Along the trail, we encountered some female orangutans and their babies. It was getting more exciting by the minute. At the feeding area we watched and waited as orangutans started swinging from trees and walking in to feast on the bananas and sweet potatoes provided by the researchers. It was fascinating to be so close to them and able to watch them interact with each other. The behavior was so human. Many walked right by us to get to the feeding area and some grabbed their food and sat down right in the middle of our group. We watched in amazement as one mother breast fed her baby and gently reached down to kiss it on the cheek. We watched for hours as they ate, played or even argued with each other.

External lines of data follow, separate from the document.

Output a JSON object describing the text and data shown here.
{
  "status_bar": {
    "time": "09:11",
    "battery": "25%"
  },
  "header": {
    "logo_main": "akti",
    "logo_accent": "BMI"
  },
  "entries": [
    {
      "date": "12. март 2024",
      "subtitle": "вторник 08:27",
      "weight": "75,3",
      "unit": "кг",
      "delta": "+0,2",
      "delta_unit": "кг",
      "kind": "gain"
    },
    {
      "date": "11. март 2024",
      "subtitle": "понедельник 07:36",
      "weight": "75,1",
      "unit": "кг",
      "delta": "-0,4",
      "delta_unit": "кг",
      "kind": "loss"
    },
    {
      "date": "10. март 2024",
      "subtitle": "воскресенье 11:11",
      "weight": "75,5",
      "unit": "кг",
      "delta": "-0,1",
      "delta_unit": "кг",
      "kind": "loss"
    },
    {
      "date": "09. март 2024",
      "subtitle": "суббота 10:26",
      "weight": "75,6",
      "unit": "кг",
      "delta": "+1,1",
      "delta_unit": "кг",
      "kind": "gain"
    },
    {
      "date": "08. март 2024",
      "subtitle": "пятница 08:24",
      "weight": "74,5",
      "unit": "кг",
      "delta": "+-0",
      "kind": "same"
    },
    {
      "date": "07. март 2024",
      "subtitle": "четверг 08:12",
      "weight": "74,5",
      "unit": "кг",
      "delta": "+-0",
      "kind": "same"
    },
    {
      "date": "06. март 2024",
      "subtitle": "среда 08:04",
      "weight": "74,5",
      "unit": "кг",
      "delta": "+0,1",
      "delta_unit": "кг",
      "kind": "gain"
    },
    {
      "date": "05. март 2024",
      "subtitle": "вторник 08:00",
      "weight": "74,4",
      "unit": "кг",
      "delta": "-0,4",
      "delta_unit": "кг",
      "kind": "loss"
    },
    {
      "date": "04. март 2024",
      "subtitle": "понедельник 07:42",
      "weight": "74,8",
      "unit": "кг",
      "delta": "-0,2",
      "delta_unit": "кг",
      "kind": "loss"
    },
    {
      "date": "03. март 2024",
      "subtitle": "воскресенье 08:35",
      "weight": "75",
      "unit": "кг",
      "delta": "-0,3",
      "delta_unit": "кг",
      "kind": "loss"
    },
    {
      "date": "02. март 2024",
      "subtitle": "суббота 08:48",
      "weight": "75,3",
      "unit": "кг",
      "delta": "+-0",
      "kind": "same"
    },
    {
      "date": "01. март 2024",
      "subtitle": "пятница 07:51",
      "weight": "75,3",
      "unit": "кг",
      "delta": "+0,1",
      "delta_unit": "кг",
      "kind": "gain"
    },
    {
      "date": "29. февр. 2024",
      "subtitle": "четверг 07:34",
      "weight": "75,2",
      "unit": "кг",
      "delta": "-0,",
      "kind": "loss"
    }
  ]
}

After a restful night under mosquito net, we awoke anxious to get back to the reserve to see what a new day would bring. Not thinking that we could in any way top the previous days experience we arrived back at the reserveís landing where a young male orangutan was washing one of the guide's shirts with a bar of soap. Walking through the researcher's area, we encountered a group of playful Gibbons. We were able to hand feed one of them while the others entertained us with some wrestling, play and swinging from roofs, antennas and solar panels. On our hike, Harry pointed out the sound of another male orangutan echoing through the forest. Upon hearing the call, Harry felt that this male might come in to feed that day. We arrived at the feeding area and waited with anticipation. The females and babies started coming in when all of a sudden they were jumping up into the trees and acting strangely. We turned around and out of the jungle came one of the big male orangutans. He was so much bigger then the females and a bit intimidating. We all moved back so we wouldnít be between him and the food he was seeking. After a few minutes of munching away on sweet potatoes he started acting funny and jumped up into one of the trees. The king of the orangutans had arrived. An awesome creature! He must have weighed at least four hundred pounds and it was all massive muscle. As he climbed to the top of the platform, he looked over his shoulder and kicked the ladder down as if to say, "I dare you to bother me."
It was wonderful watching all the different behaviors, enjoying their antics, and although we hated to leave it was time to head back down the river to Sea Witch. We had just had the experience of a lifetime and couldnít stop talking about it as we "klotocked" down the river surrounded by thousands of fireflies twinkling in the mangroves which lined the riverbanks.
Well here we are in Singapore after successfully negotiating the Singapore channel and itís massive amount of shipping traffic. We have never experienced so much traffic. This place make Los Angeles Harbor look like a small town. We are safely resting at the Republic of Singapore Yacht Club, which has been our base for many shopping excursions. Singapore must be the shopping capital of the world. There are high rise buildings chock-o-block with TVís, cameras, computers, electronics and just about anything else you can imagine. Sim Lim Tower is 5 floors of stores - maybe 200-300 stores in all - with nothing but computers and electronics. We have visited Chinatown, Little India, the Colonial District, and the symbol of Singapore, the Merlion - half mermaid, half lion. Singapore is a very modern, progressive country where people of all nationalities and religions live together in what seems to be complete harmony. It is high-tech and incredibly clean.
We have enjoyed our stay but once again it is time to move on so off we go in a couple of days to head up the Malacca straights and the west coast of Thailand. Our final destination this year will be Phuket. From there we plan a visit to the states during the month of December and hope to see as many of you as we can.
Jeff & Gail